▸ WORK INSTRUCTIONS
If a line in the records below contains the word "Hombre", copy it out.

▸ GIVEN RECORDS

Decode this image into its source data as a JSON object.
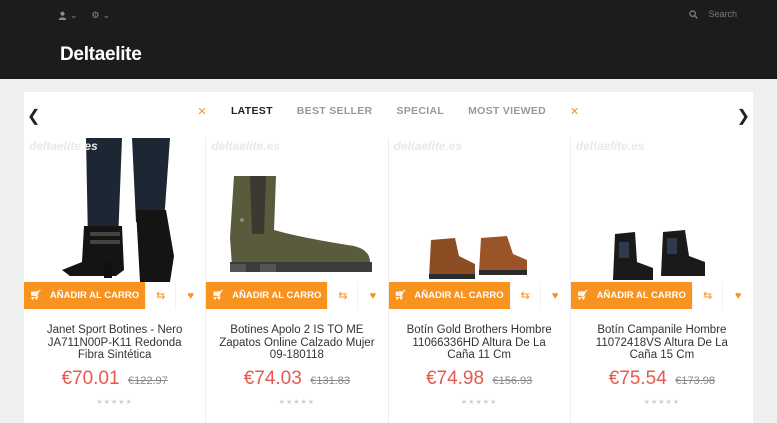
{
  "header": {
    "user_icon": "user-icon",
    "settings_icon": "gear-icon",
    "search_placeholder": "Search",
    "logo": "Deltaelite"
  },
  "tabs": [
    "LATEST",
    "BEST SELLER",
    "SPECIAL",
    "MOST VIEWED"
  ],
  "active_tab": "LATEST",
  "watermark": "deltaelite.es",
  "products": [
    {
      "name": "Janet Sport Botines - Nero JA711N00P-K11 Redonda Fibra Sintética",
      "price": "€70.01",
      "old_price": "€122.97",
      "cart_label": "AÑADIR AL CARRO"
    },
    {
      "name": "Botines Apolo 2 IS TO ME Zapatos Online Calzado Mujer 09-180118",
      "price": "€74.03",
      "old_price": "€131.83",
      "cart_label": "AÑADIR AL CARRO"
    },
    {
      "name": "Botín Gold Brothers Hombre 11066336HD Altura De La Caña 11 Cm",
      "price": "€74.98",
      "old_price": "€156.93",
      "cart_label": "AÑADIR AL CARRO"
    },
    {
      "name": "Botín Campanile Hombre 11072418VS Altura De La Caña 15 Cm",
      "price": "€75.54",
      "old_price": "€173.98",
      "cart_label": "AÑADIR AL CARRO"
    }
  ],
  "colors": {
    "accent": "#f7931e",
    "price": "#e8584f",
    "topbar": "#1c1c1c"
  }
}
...
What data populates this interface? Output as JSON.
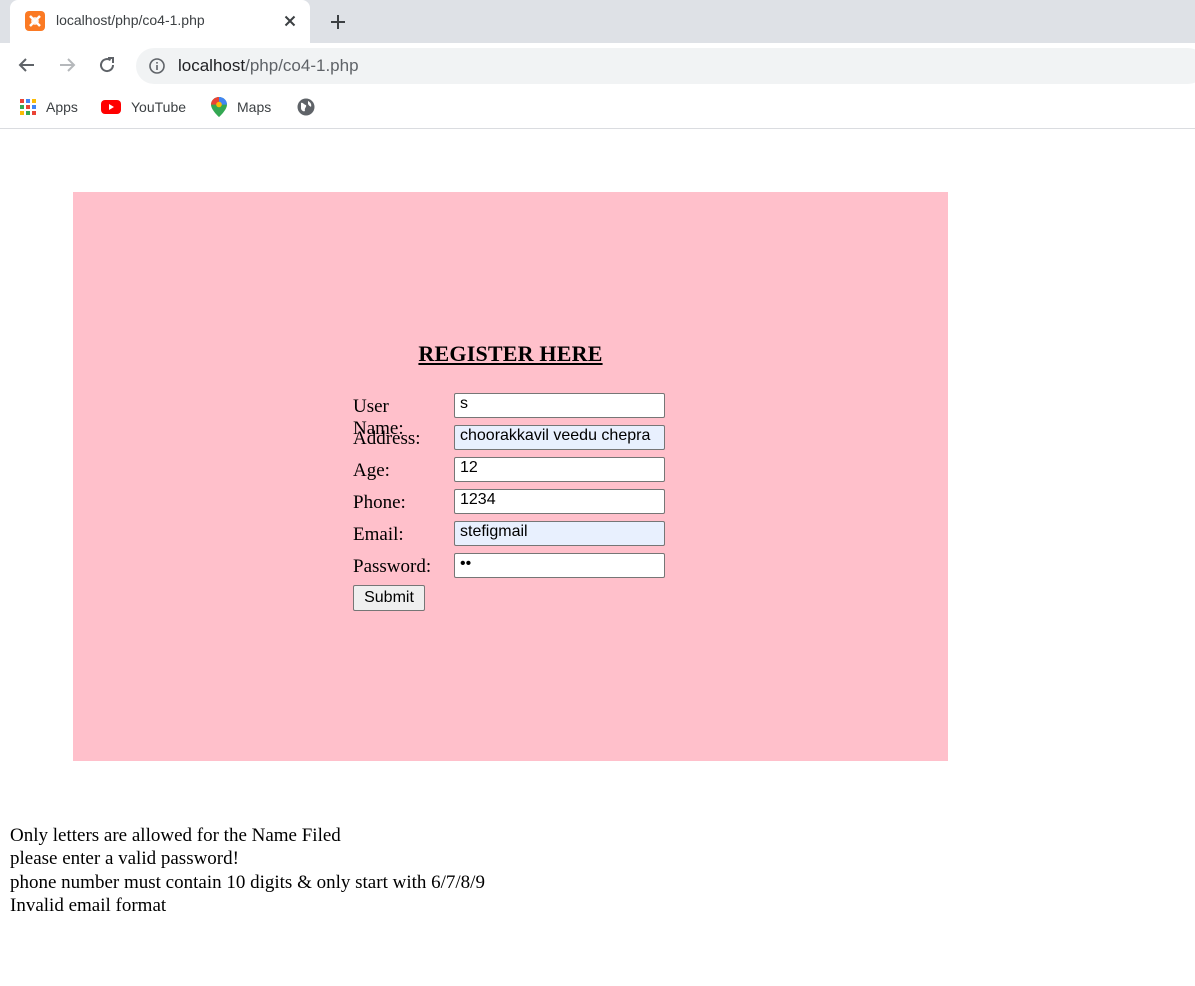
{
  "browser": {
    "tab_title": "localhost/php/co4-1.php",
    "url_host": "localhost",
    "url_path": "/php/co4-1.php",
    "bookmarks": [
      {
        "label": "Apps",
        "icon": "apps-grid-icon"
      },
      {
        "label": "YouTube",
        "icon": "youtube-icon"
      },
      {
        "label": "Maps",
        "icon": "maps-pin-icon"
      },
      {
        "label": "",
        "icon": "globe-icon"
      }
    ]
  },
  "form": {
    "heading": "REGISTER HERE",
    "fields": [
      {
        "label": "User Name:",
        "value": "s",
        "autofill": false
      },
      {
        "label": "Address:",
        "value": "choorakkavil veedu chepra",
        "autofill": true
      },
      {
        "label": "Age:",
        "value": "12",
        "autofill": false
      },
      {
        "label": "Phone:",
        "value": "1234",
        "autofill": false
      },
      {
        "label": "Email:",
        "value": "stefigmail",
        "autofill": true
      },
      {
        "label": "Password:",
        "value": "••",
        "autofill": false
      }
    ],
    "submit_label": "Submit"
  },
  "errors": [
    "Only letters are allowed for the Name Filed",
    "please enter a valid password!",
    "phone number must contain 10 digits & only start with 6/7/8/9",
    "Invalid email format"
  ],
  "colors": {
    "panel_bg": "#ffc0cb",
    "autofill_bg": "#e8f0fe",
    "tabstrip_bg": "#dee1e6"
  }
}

▸ TASK RESPONSE
      "name": "Botín Gold Brothers Hombre 11066336HD Altura De La Caña 11 Cm",
      "name": "Botín Campanile Hombre 11072418VS Altura De La Caña 15 Cm",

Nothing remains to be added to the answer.